## [Task item]
Keep only the lines of the listing that include the word "LogisticRegression", and copy them.

+++ Material to process

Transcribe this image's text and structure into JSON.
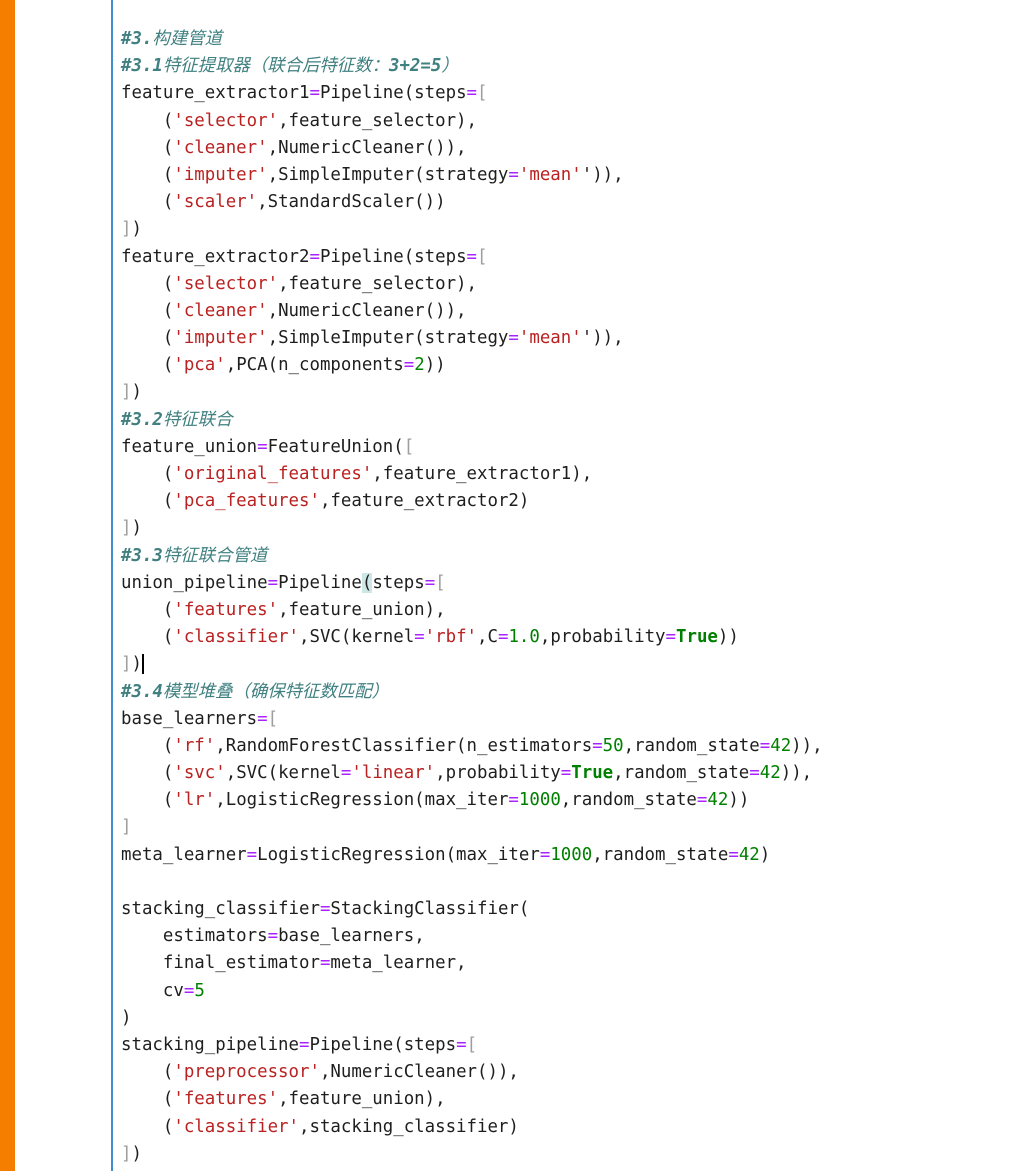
{
  "colors": {
    "left_accent_bar": "#f57d00",
    "cell_border": "#3f8fd0",
    "operator": "#aa22ff",
    "string": "#ba2121",
    "number": "#008000",
    "keyword": "#008000",
    "comment": "#408080",
    "bracket_muted": "#9e9e9e",
    "match_highlight": "#cfe6e6"
  },
  "token_type_legend": {
    "n": "name / plain text",
    "o": "operator (=)",
    "s": "string literal",
    "m": "number literal",
    "k": "keyword (True)",
    "c": "comment (ascii part)",
    "c-cjk": "comment (CJK part)",
    "b": "bracket",
    "hl": "matching bracket highlight",
    "cur": "bracket with text cursor"
  },
  "code_lines": [
    [
      [
        "c",
        "#3."
      ],
      [
        "c-cjk",
        "构建管道"
      ]
    ],
    [
      [
        "c",
        "#3.1"
      ],
      [
        "c-cjk",
        "特征提取器（联合后特征数："
      ],
      [
        "c",
        "3+2=5"
      ],
      [
        "c-cjk",
        "）"
      ]
    ],
    [
      [
        "n",
        "feature_extractor1"
      ],
      [
        "o",
        "="
      ],
      [
        "n",
        "Pipeline(steps"
      ],
      [
        "o",
        "="
      ],
      [
        "b",
        "["
      ]
    ],
    [
      [
        "n",
        "    ("
      ],
      [
        "s",
        "'selector'"
      ],
      [
        "n",
        ",feature_selector),"
      ]
    ],
    [
      [
        "n",
        "    ("
      ],
      [
        "s",
        "'cleaner'"
      ],
      [
        "n",
        ",NumericCleaner()),"
      ]
    ],
    [
      [
        "n",
        "    ("
      ],
      [
        "s",
        "'imputer'"
      ],
      [
        "n",
        ",SimpleImputer(strategy"
      ],
      [
        "o",
        "="
      ],
      [
        "s",
        "'mean'"
      ],
      [
        "n",
        "')),"
      ]
    ],
    [
      [
        "n",
        "    ("
      ],
      [
        "s",
        "'scaler'"
      ],
      [
        "n",
        ",StandardScaler())"
      ]
    ],
    [
      [
        "b",
        "]"
      ],
      [
        "n",
        ")"
      ]
    ],
    [
      [
        "n",
        "feature_extractor2"
      ],
      [
        "o",
        "="
      ],
      [
        "n",
        "Pipeline(steps"
      ],
      [
        "o",
        "="
      ],
      [
        "b",
        "["
      ]
    ],
    [
      [
        "n",
        "    ("
      ],
      [
        "s",
        "'selector'"
      ],
      [
        "n",
        ",feature_selector),"
      ]
    ],
    [
      [
        "n",
        "    ("
      ],
      [
        "s",
        "'cleaner'"
      ],
      [
        "n",
        ",NumericCleaner()),"
      ]
    ],
    [
      [
        "n",
        "    ("
      ],
      [
        "s",
        "'imputer'"
      ],
      [
        "n",
        ",SimpleImputer(strategy"
      ],
      [
        "o",
        "="
      ],
      [
        "s",
        "'mean'"
      ],
      [
        "n",
        "')),"
      ]
    ],
    [
      [
        "n",
        "    ("
      ],
      [
        "s",
        "'pca'"
      ],
      [
        "n",
        ",PCA(n_components"
      ],
      [
        "o",
        "="
      ],
      [
        "m",
        "2"
      ],
      [
        "n",
        "))"
      ]
    ],
    [
      [
        "b",
        "]"
      ],
      [
        "n",
        ")"
      ]
    ],
    [
      [
        "c",
        "#3.2"
      ],
      [
        "c-cjk",
        "特征联合"
      ]
    ],
    [
      [
        "n",
        "feature_union"
      ],
      [
        "o",
        "="
      ],
      [
        "n",
        "FeatureUnion("
      ],
      [
        "b",
        "["
      ]
    ],
    [
      [
        "n",
        "    ("
      ],
      [
        "s",
        "'original_features'"
      ],
      [
        "n",
        ",feature_extractor1),"
      ]
    ],
    [
      [
        "n",
        "    ("
      ],
      [
        "s",
        "'pca_features'"
      ],
      [
        "n",
        ",feature_extractor2)"
      ]
    ],
    [
      [
        "b",
        "]"
      ],
      [
        "n",
        ")"
      ]
    ],
    [
      [
        "c",
        "#3.3"
      ],
      [
        "c-cjk",
        "特征联合管道"
      ]
    ],
    [
      [
        "n",
        "union_pipeline"
      ],
      [
        "o",
        "="
      ],
      [
        "n",
        "Pipeline"
      ],
      [
        "hl",
        "("
      ],
      [
        "n",
        "steps"
      ],
      [
        "o",
        "="
      ],
      [
        "b",
        "["
      ]
    ],
    [
      [
        "n",
        "    ("
      ],
      [
        "s",
        "'features'"
      ],
      [
        "n",
        ",feature_union),"
      ]
    ],
    [
      [
        "n",
        "    ("
      ],
      [
        "s",
        "'classifier'"
      ],
      [
        "n",
        ",SVC(kernel"
      ],
      [
        "o",
        "="
      ],
      [
        "s",
        "'rbf'"
      ],
      [
        "n",
        ",C"
      ],
      [
        "o",
        "="
      ],
      [
        "m",
        "1.0"
      ],
      [
        "n",
        ",probability"
      ],
      [
        "o",
        "="
      ],
      [
        "k",
        "True"
      ],
      [
        "n",
        "))"
      ]
    ],
    [
      [
        "b",
        "]"
      ],
      [
        "cur",
        ")"
      ]
    ],
    [
      [
        "c",
        "#3.4"
      ],
      [
        "c-cjk",
        "模型堆叠（确保特征数匹配）"
      ]
    ],
    [
      [
        "n",
        "base_learners"
      ],
      [
        "o",
        "="
      ],
      [
        "b",
        "["
      ]
    ],
    [
      [
        "n",
        "    ("
      ],
      [
        "s",
        "'rf'"
      ],
      [
        "n",
        ",RandomForestClassifier(n_estimators"
      ],
      [
        "o",
        "="
      ],
      [
        "m",
        "50"
      ],
      [
        "n",
        ",random_state"
      ],
      [
        "o",
        "="
      ],
      [
        "m",
        "42"
      ],
      [
        "n",
        ")),"
      ]
    ],
    [
      [
        "n",
        "    ("
      ],
      [
        "s",
        "'svc'"
      ],
      [
        "n",
        ",SVC(kernel"
      ],
      [
        "o",
        "="
      ],
      [
        "s",
        "'linear'"
      ],
      [
        "n",
        ",probability"
      ],
      [
        "o",
        "="
      ],
      [
        "k",
        "True"
      ],
      [
        "n",
        ",random_state"
      ],
      [
        "o",
        "="
      ],
      [
        "m",
        "42"
      ],
      [
        "n",
        ")),"
      ]
    ],
    [
      [
        "n",
        "    ("
      ],
      [
        "s",
        "'lr'"
      ],
      [
        "n",
        ",LogisticRegression(max_iter"
      ],
      [
        "o",
        "="
      ],
      [
        "m",
        "1000"
      ],
      [
        "n",
        ",random_state"
      ],
      [
        "o",
        "="
      ],
      [
        "m",
        "42"
      ],
      [
        "n",
        "))"
      ]
    ],
    [
      [
        "b",
        "]"
      ]
    ],
    [
      [
        "n",
        "meta_learner"
      ],
      [
        "o",
        "="
      ],
      [
        "n",
        "LogisticRegression(max_iter"
      ],
      [
        "o",
        "="
      ],
      [
        "m",
        "1000"
      ],
      [
        "n",
        ",random_state"
      ],
      [
        "o",
        "="
      ],
      [
        "m",
        "42"
      ],
      [
        "n",
        ")"
      ]
    ],
    [],
    [
      [
        "n",
        "stacking_classifier"
      ],
      [
        "o",
        "="
      ],
      [
        "n",
        "StackingClassifier("
      ]
    ],
    [
      [
        "n",
        "    estimators"
      ],
      [
        "o",
        "="
      ],
      [
        "n",
        "base_learners,"
      ]
    ],
    [
      [
        "n",
        "    final_estimator"
      ],
      [
        "o",
        "="
      ],
      [
        "n",
        "meta_learner,"
      ]
    ],
    [
      [
        "n",
        "    cv"
      ],
      [
        "o",
        "="
      ],
      [
        "m",
        "5"
      ]
    ],
    [
      [
        "n",
        ")"
      ]
    ],
    [
      [
        "n",
        "stacking_pipeline"
      ],
      [
        "o",
        "="
      ],
      [
        "n",
        "Pipeline(steps"
      ],
      [
        "o",
        "="
      ],
      [
        "b",
        "["
      ]
    ],
    [
      [
        "n",
        "    ("
      ],
      [
        "s",
        "'preprocessor'"
      ],
      [
        "n",
        ",NumericCleaner()),"
      ]
    ],
    [
      [
        "n",
        "    ("
      ],
      [
        "s",
        "'features'"
      ],
      [
        "n",
        ",feature_union),"
      ]
    ],
    [
      [
        "n",
        "    ("
      ],
      [
        "s",
        "'classifier'"
      ],
      [
        "n",
        ",stacking_classifier)"
      ]
    ],
    [
      [
        "b",
        "]"
      ],
      [
        "n",
        ")"
      ]
    ]
  ]
}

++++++

## [Solution to this problem]
        ",LogisticRegression(max_iter"
        "LogisticRegression(max_iter"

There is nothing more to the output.